ARLINGTON, Texas -- Down here, deep in the heart of Texas, the Rangers aren't dead yet. They ran into a tandem of "buzz saws'' (Rangers coach Clint Hurdle's words) in Matt Cain and Madison Bumgarner -- a pair of 20-something pitchers for the Giants who shut Texas down in Games 2 and 4 -- and (possibly worse for the Rangers) also continue to face the Giants' winning exacta of momentum and mojo.
Overcoming a 3-games-to-1 deficit may be a long shot but it's not impossible. "Why not?'' asked Rangers outfielder Jeff Francoeur about his team's chances of winning three straight games and the World Series. Well yes, teams have come back from 3-1 down before in the World Series. And yes, the Rangers have the incomparable Cliff Lee going for them Monday night in Game 5 -- and a lot more than that, too, as they try to pull off an improbable come-from-behind World Series victory. And they have quite a few going against them, as well. Here is a list of the things that will help them, and also those that will hinder them as they try to beat the odds and rally to win their first World Series.
• The Brewers appear to be targeting Bobby Valentine to rescue their clubhouse and aid their ticket sales, with Joey Cora, Bob Melvin and Ron Roenicke believed to be running 2, 3 and 4 at the moment. Both owner Mark Attanasio and GM Doug Melvin are thought to be favoring Valentine, though the team has been doing its due diligence and looking for answers as to why he hasn't received more offers despite a stellar track record. The biggest issue will likely be the dollars, though, as Valentine made $2.65 million per year on a three year deal nearly a decade ago with the Mets. He won't come cheaply. Eric Wedge, who's well regarded but doesn't have nearly the resume that Valentine does, got what was said to be "close to '' $1.9 million a year with the Mariners a couple weeks ago. Valentine is said by friends to have been very impressed with the Brewers people when he met with them, but as of Sunday still hadn't heard whether he's getting the offer.

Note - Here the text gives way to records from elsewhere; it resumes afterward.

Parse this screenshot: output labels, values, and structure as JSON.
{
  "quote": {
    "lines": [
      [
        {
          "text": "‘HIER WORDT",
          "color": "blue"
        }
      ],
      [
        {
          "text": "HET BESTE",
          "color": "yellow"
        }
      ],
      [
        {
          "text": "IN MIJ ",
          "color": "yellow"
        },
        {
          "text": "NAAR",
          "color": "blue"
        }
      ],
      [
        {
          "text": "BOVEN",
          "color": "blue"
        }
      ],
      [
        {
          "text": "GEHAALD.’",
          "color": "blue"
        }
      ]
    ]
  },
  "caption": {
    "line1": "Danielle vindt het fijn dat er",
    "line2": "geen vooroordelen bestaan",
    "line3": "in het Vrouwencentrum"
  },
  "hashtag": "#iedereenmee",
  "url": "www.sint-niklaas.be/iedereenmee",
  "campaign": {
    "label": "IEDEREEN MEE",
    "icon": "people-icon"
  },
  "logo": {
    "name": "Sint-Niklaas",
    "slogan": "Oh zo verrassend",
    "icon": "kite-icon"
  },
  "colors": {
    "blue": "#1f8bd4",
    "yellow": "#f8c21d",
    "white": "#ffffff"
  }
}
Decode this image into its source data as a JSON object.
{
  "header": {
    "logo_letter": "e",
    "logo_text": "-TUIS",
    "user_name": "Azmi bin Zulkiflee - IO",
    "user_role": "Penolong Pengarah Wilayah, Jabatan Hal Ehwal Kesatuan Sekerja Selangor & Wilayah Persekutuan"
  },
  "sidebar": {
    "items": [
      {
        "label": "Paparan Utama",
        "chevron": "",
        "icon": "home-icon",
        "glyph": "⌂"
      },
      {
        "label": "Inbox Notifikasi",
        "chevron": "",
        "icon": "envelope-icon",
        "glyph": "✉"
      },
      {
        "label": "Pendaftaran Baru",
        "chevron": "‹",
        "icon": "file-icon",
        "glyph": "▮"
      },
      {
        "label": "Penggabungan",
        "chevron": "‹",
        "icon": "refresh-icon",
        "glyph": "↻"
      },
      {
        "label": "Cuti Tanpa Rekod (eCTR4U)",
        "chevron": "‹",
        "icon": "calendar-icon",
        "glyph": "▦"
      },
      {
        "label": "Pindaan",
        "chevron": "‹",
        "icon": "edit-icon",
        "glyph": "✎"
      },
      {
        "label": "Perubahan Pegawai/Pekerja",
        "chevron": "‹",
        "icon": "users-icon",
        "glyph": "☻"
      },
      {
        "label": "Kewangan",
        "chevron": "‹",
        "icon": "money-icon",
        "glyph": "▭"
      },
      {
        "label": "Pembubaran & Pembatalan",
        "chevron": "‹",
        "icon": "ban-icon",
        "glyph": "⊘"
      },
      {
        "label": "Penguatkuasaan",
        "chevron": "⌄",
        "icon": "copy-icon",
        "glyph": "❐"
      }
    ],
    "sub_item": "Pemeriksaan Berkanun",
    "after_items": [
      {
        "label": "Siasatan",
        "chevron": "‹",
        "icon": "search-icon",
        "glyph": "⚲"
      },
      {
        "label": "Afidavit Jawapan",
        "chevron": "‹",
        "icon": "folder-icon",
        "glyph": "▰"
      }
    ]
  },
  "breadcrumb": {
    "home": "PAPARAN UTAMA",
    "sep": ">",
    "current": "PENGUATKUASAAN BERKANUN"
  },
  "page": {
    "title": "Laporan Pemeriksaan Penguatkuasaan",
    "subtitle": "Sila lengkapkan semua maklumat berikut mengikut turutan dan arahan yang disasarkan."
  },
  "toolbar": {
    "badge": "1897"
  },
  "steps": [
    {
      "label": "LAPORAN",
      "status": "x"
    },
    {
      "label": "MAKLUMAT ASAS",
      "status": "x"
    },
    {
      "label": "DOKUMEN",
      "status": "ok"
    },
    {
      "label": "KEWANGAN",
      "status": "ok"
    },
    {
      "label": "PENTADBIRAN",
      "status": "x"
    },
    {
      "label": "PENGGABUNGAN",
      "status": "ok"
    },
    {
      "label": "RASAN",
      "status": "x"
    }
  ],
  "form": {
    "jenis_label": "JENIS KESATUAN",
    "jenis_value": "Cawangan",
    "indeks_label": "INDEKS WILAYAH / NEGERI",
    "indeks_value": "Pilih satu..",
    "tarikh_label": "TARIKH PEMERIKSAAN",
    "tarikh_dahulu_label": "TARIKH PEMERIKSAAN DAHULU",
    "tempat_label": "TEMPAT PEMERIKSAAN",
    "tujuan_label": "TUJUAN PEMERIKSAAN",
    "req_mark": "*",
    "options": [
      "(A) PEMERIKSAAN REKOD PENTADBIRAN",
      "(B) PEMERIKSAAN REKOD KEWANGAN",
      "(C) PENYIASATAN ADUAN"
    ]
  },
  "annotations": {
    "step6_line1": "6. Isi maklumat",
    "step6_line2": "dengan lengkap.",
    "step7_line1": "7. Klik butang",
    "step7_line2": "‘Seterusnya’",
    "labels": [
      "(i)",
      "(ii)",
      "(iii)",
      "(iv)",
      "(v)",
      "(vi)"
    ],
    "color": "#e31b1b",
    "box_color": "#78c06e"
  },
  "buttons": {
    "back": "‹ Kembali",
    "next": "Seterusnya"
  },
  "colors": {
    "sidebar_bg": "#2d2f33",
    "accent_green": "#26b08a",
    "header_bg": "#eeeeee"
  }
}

• It's hard to guess with new Mets GM Sandy Alderson about who he'll want to interview for the Mets' managing job. But former Mariners manager Don Wakamatsu, who's been offered the bench coach job in Baltimore and will take that job if he doesn't get a managing job, seems to fit the criteria of a smart, prepared guy with some experience. Before he managed in Seattle, where had one great year before seeming to lose the clubhouse early this season over a Ken Griffey Jr. divide, Wakamatsu coached in Oakland and Texas. He was also runner-up to Ron Washington for the managing job in Texas, but Rangers people eventually decided they "love Wash'' and also preferred a clean break from the Buck Showalter era. Former Blue Jays manager John Gibbons told Bob Klapisch of the
• The Mets know they need a second baseman, a backup catcher and some late-inning relief help, and they'd also like to add another starter. The plan is for Olllie Perez to pitch in winter ball, and if the Mets can find a taker who'd be willing to pay a small chunk of Perez's $12 million salary, he could be dealt before spring training. Otherwise, they could bring him to spring training, and release him then if he's pitching like he did this year, when he posted an 0-5 record and a 6.80 ERA. The early word is that they'll probably keep Francisco Rodriguez, as they need a closer. It's unlikely they'll carry second baseman Luis Castillo into the season, and they'll probably look at free agency to fill that position, with Orlando Hudson a possibility again.
• New Dodgers manager Don Matttingly is a great man who works hard and is full of integrity, but some longtime baseball people question whether he needed more seasoning before getting a managerial job in the majors. He ran out of pitchers in an Arizona Fall League game this week, raising a red flag. You wonder if the Dodgers' reluctance to give Tim Wallach approval to interview in a place or two (at least Toronto) is related to their confidence in Wallach long-term, as well.
• Torii Hunter told Angels people he'd love for them to sign Carl Crawford. Hunter is said to believe the team needs to improve its table-setting abilities after losing Chone Figgins a year ago to free agency.
• Angels owner Arte Moreno is one of the best. But someone needs to explain why respected trainer Ned Bergert, who'd been there 30 years, was let go.
• Someone said Rangers president Nolan Ryan's first pitch for Game 3 was clocked at 68 mph. But Ryan, 63, told me he still believes that if he was given time to warm up, he could throw "somewhere in the 80s.'' I don't doubt it. Ryan once held the Guinness record for velocity at 100.9 mph, which he said was done with laser and is authentic. He said radar readings are inexact. The Reds' Aroldis Chapman is said to have hit 105 mph on radar, and Ryan's own Neftali Feliz has been over 100 mph himself.